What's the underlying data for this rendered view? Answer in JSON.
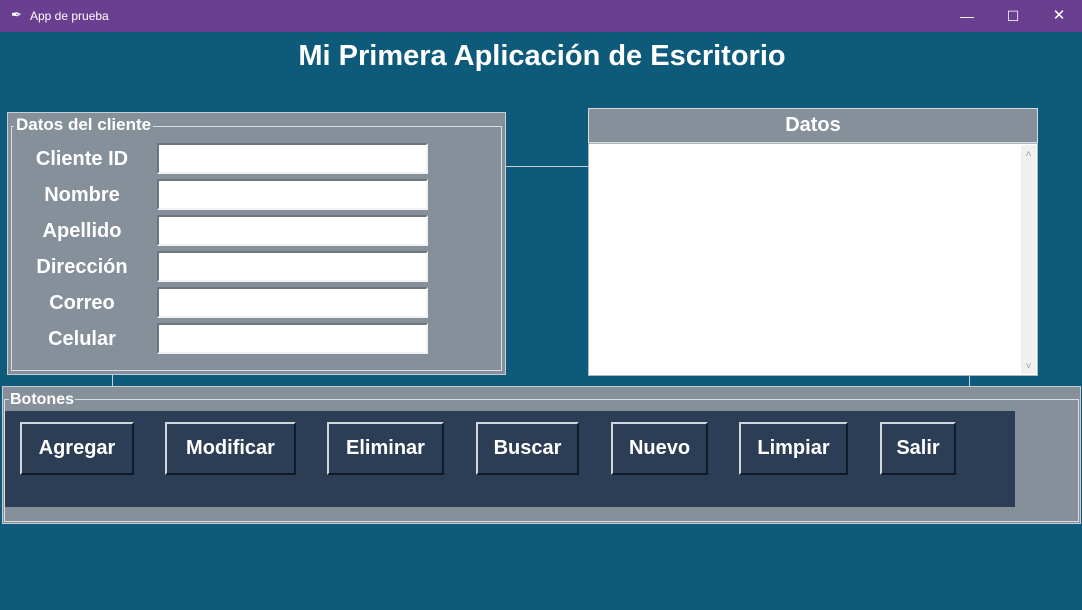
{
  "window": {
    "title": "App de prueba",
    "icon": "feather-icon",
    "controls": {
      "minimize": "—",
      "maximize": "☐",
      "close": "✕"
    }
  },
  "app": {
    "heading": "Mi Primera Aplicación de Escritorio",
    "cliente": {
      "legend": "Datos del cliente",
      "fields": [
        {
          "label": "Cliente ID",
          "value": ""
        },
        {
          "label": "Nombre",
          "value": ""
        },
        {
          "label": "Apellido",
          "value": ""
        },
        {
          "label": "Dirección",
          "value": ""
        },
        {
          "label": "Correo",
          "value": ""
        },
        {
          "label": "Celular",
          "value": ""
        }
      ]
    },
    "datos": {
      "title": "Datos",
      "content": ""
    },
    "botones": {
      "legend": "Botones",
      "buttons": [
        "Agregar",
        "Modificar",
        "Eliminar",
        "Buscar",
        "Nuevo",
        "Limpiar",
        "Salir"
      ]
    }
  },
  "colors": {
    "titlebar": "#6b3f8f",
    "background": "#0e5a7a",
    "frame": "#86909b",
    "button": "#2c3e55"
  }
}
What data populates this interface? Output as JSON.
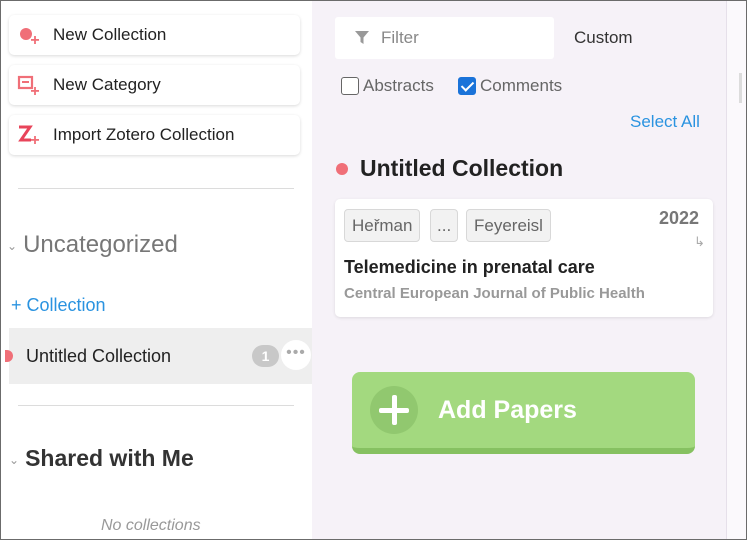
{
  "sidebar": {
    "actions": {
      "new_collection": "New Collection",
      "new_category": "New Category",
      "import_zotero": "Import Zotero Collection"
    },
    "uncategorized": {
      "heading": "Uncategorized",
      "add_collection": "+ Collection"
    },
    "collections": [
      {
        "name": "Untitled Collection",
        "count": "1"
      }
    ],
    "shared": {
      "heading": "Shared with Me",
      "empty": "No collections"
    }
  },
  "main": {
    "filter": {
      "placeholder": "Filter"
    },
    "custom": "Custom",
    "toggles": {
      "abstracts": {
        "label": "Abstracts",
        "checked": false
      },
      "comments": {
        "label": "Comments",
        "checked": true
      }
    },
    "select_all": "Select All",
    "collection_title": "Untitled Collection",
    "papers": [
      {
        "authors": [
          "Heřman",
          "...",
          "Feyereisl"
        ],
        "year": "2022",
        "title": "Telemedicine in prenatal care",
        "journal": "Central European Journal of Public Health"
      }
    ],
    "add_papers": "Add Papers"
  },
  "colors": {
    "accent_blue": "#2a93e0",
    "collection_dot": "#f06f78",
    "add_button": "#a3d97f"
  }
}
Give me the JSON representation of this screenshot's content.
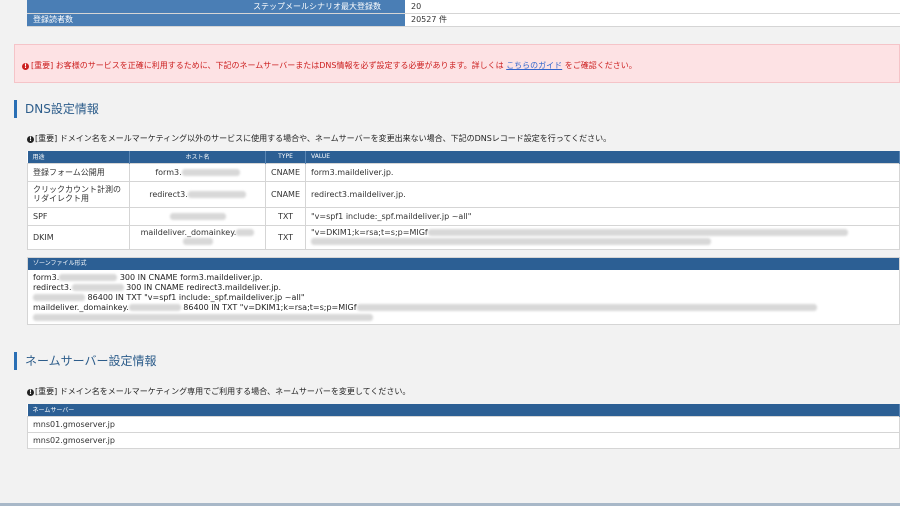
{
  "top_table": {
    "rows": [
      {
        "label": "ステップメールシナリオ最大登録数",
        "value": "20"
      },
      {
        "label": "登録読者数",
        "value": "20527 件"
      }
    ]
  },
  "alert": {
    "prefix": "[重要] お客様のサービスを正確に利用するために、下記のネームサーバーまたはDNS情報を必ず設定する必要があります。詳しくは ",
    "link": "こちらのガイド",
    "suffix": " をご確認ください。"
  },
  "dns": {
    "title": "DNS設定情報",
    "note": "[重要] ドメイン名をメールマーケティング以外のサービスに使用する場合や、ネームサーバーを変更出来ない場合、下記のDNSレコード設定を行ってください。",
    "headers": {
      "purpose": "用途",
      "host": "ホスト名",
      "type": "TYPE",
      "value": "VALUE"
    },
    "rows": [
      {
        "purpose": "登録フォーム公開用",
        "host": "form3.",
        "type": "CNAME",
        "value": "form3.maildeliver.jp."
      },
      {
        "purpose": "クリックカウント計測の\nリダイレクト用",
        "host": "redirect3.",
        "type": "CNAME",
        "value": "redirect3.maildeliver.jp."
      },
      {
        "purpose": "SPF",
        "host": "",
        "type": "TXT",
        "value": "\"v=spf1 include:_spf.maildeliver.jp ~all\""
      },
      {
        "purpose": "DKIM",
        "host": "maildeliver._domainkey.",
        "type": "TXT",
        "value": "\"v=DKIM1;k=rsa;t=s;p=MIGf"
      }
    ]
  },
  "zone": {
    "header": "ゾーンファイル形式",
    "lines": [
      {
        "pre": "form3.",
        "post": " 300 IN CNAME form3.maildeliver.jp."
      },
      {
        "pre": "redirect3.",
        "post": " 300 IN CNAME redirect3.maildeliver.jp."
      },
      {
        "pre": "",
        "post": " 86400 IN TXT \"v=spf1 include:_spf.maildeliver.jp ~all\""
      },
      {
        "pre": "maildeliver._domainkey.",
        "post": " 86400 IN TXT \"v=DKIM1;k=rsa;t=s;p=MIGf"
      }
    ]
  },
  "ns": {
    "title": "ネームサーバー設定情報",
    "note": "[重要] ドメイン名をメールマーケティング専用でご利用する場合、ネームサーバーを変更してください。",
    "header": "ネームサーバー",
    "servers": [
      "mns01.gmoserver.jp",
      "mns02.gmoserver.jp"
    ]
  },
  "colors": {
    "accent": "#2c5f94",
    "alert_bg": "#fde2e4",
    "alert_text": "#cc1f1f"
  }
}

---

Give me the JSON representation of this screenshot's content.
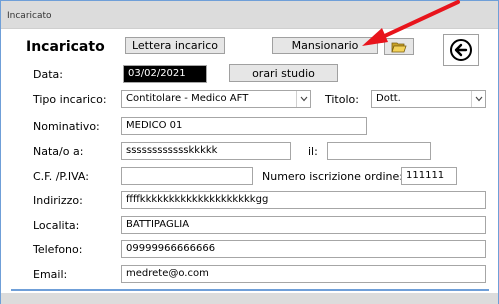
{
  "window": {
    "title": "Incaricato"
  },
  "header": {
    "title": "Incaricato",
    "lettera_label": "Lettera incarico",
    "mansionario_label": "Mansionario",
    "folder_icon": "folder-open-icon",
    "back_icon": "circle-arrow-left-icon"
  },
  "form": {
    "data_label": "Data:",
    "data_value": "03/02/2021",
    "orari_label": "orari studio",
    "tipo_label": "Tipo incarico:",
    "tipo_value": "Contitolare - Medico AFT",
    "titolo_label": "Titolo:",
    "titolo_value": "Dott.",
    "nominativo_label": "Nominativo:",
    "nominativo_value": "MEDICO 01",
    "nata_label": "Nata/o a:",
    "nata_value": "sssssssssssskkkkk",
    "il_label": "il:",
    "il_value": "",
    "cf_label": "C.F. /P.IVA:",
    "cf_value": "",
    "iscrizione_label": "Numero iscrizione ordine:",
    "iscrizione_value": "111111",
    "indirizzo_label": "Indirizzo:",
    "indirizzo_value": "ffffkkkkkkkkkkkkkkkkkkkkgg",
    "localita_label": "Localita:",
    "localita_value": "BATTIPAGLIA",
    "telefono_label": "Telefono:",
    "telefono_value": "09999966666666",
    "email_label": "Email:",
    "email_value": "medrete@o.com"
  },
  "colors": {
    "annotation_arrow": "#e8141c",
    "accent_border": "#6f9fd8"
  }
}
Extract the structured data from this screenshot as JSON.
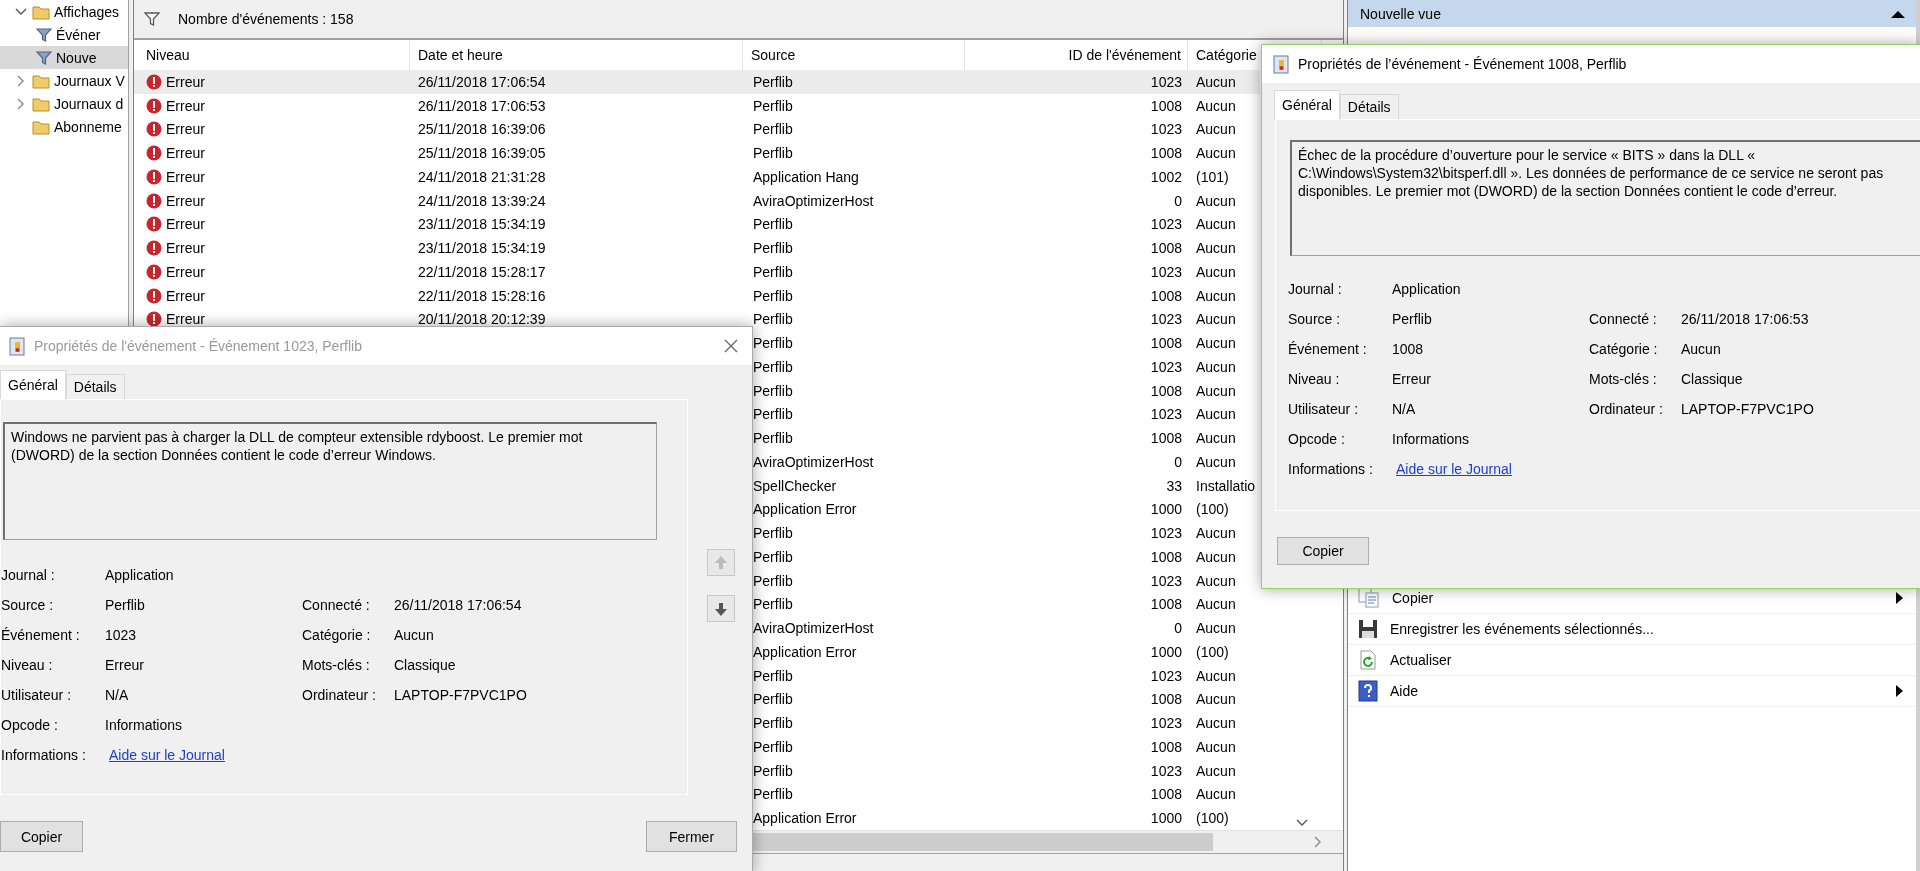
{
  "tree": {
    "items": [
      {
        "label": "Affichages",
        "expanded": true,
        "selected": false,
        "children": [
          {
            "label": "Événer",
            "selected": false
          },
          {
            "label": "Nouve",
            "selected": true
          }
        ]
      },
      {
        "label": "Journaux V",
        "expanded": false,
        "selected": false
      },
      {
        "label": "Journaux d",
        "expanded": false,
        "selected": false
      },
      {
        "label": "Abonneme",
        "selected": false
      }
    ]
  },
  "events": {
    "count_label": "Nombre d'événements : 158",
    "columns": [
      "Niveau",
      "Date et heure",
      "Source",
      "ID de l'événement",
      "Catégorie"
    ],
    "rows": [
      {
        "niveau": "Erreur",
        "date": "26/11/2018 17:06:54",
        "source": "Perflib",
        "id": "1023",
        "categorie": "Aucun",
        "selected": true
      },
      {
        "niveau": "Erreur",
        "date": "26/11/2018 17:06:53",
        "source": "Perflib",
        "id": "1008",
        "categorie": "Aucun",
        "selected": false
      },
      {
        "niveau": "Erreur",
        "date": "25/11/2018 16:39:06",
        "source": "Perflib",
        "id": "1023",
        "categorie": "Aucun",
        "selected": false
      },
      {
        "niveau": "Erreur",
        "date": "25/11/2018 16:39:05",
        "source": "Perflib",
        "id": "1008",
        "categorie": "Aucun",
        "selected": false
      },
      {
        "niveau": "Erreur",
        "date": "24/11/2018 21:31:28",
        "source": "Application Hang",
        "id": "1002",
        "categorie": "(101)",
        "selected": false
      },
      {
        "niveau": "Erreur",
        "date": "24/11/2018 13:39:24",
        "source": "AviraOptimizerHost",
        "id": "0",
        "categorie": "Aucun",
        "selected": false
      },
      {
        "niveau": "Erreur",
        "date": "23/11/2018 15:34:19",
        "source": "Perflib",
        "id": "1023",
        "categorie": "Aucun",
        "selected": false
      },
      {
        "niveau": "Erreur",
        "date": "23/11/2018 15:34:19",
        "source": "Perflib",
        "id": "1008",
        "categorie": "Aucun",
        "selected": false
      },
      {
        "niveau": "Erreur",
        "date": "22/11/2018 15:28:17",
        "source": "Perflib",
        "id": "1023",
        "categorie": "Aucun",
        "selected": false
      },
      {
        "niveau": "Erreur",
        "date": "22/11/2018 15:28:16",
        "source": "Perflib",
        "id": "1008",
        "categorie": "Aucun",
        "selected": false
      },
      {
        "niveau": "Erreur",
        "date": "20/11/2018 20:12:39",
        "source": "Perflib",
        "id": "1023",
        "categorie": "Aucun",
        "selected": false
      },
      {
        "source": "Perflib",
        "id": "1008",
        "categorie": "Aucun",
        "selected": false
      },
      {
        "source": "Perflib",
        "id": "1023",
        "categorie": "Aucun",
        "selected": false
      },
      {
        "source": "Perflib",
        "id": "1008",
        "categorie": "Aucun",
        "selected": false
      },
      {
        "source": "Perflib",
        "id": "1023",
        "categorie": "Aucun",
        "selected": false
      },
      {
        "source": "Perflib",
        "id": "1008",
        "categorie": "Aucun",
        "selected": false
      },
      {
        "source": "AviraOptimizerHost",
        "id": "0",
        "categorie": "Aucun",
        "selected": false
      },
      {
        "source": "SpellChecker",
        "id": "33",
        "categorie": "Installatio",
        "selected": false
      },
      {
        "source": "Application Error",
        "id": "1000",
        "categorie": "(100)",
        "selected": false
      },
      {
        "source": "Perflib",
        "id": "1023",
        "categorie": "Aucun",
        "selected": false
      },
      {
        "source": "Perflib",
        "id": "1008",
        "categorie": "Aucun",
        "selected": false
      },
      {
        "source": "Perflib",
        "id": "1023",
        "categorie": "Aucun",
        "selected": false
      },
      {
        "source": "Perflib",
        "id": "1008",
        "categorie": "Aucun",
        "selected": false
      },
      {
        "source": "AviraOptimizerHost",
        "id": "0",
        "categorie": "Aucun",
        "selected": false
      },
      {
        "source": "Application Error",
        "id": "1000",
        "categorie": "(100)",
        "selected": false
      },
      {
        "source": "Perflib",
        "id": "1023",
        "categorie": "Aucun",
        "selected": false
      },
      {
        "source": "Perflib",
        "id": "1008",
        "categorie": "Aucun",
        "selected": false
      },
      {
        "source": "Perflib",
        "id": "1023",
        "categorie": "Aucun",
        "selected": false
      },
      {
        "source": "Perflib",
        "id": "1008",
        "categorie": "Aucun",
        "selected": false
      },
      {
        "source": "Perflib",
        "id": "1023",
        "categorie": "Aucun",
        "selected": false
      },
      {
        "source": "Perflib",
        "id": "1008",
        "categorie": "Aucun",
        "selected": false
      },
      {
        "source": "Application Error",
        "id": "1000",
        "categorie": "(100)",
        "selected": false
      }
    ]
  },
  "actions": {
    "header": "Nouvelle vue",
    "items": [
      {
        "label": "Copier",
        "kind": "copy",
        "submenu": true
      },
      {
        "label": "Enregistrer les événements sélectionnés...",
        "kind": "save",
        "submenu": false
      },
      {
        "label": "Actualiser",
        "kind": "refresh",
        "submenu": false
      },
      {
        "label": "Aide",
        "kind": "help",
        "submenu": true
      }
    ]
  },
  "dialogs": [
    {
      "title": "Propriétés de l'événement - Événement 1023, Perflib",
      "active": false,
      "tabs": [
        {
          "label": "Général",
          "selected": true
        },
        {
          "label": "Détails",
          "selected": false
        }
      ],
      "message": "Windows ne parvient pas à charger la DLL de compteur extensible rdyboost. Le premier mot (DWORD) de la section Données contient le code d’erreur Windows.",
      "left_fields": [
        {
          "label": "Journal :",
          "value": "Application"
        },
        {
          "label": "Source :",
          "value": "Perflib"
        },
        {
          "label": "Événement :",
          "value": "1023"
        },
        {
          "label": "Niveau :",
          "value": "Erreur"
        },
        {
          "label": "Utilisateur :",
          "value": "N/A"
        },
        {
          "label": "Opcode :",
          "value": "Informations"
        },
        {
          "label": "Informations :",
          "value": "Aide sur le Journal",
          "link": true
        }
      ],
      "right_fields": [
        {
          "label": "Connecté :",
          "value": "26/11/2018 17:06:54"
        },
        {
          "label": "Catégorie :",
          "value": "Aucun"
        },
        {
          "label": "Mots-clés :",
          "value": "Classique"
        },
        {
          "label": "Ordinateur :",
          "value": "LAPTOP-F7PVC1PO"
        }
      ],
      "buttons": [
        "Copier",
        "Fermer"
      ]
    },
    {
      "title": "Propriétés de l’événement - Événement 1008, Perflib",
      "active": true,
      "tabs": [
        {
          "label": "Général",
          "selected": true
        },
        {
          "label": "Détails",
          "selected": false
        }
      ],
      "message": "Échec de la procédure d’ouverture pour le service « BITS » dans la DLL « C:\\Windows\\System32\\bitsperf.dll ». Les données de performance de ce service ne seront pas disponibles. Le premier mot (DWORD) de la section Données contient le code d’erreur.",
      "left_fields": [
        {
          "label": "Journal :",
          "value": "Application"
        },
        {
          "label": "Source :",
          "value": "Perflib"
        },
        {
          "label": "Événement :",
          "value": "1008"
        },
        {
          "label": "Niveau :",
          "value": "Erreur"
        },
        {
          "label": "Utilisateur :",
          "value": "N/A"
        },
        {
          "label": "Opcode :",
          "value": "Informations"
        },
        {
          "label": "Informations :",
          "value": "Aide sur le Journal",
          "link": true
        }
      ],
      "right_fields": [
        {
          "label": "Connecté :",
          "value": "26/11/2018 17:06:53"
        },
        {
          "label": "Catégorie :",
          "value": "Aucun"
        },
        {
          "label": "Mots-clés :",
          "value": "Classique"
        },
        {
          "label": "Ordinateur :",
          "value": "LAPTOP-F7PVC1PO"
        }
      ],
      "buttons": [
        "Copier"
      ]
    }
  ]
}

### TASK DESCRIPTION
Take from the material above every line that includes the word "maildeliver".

### TASK RESULT
        "value": "form3.maildeliver.jp."
        "value": "redirect3.maildeliver.jp."
        "value": "\"v=spf1 include:_spf.maildeliver.jp ~all\""
        "host": "maildeliver._domainkey.",
        "post": " 300 IN CNAME form3.maildeliver.jp."
        "post": " 300 IN CNAME redirect3.maildeliver.jp."
        "post": " 86400 IN TXT \"v=spf1 include:_spf.maildeliver.jp ~all\""
        "pre": "maildeliver._domainkey.",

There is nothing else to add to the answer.